Wrong is a movie about a lot of things. It is about a man trying to get his dog back from a guru with strange telepathic powers and an acid scarred face. It is about a gardener who has to try to fix a palm tree that suddenly turned into a pine tree. It is about a young woman who works at Jesus Organic Pizza and who always wanted to give birth at the beach. You could say it is a little all over the place.
But as scattered as that sounds on paper, it still manages to be a pretty cohesive film. Yes, most of the subplots could be separated into short films without losing any of their humor, but putting them together creates a whole that is greater than the sum of the parts. There’s something about the fact that this is all happening at the same time to all of these people which makes the movie's more absurd touches feel less arbitrary. By intercutting all of these vignettes together it suggests that this isn't just about a handful of confused people, it's about a whole world that’s suddenly become darkly surreal. It would be weird for your neighbor to just decide to drive his yellow two-door to the ‘end of the world’, but it starts to make a little more sense if everyone else on the block is also crazy.
It helps that all of the stories have a similar tone, even as they share almost no plot overlap. The movie is consistently deadpan. Someone actually says “It’s been scientifically proven that all people named Bruno end up hanging themselves” with a straight face. People come back from the dead and then they think it's weird that you think it's weird that they're back. There's one building where it's always raining indoors, but no one comments on it. You might find these little details funny, or awkward, or just strange, but it doesn’t undercut the oddness by mugging or begging for a laugh, which gives it a strong sense of integrity. Say what you will about this film, but it is unabashedly what it is.

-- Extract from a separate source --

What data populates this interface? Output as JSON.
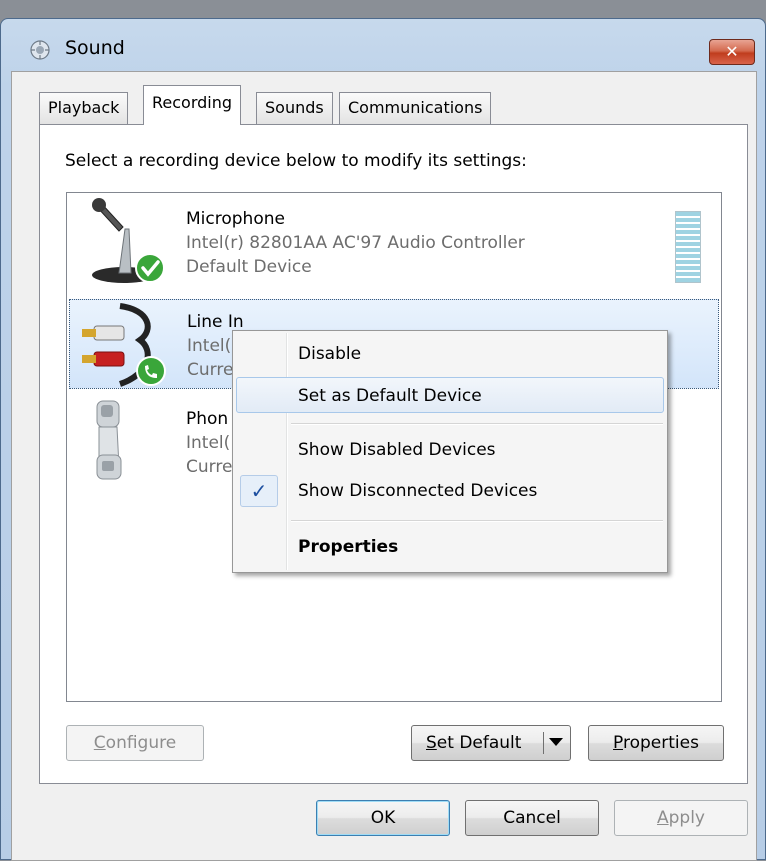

In a way, this is a close spiritual cousin to one of Charlie Kaufman's movies; it has the same persistent surrealness of a Synecdoche New York. The difference is that Kaufman clearly has deep existential issues on his mind, while Wrong doesn't feel like it's trying to plumb the human condition. (Unless making telepathic contact with your missing dog is a necessary step for spiritual enlightment and no one told me.) That might make this a more minor film in some ways, but it doesn't make it any less fun. If you're looking for a good time with a movie about kidnapped dogs, spontaneously mutating trees and inscrutable gurus, it's hard to go wrong with Wrong.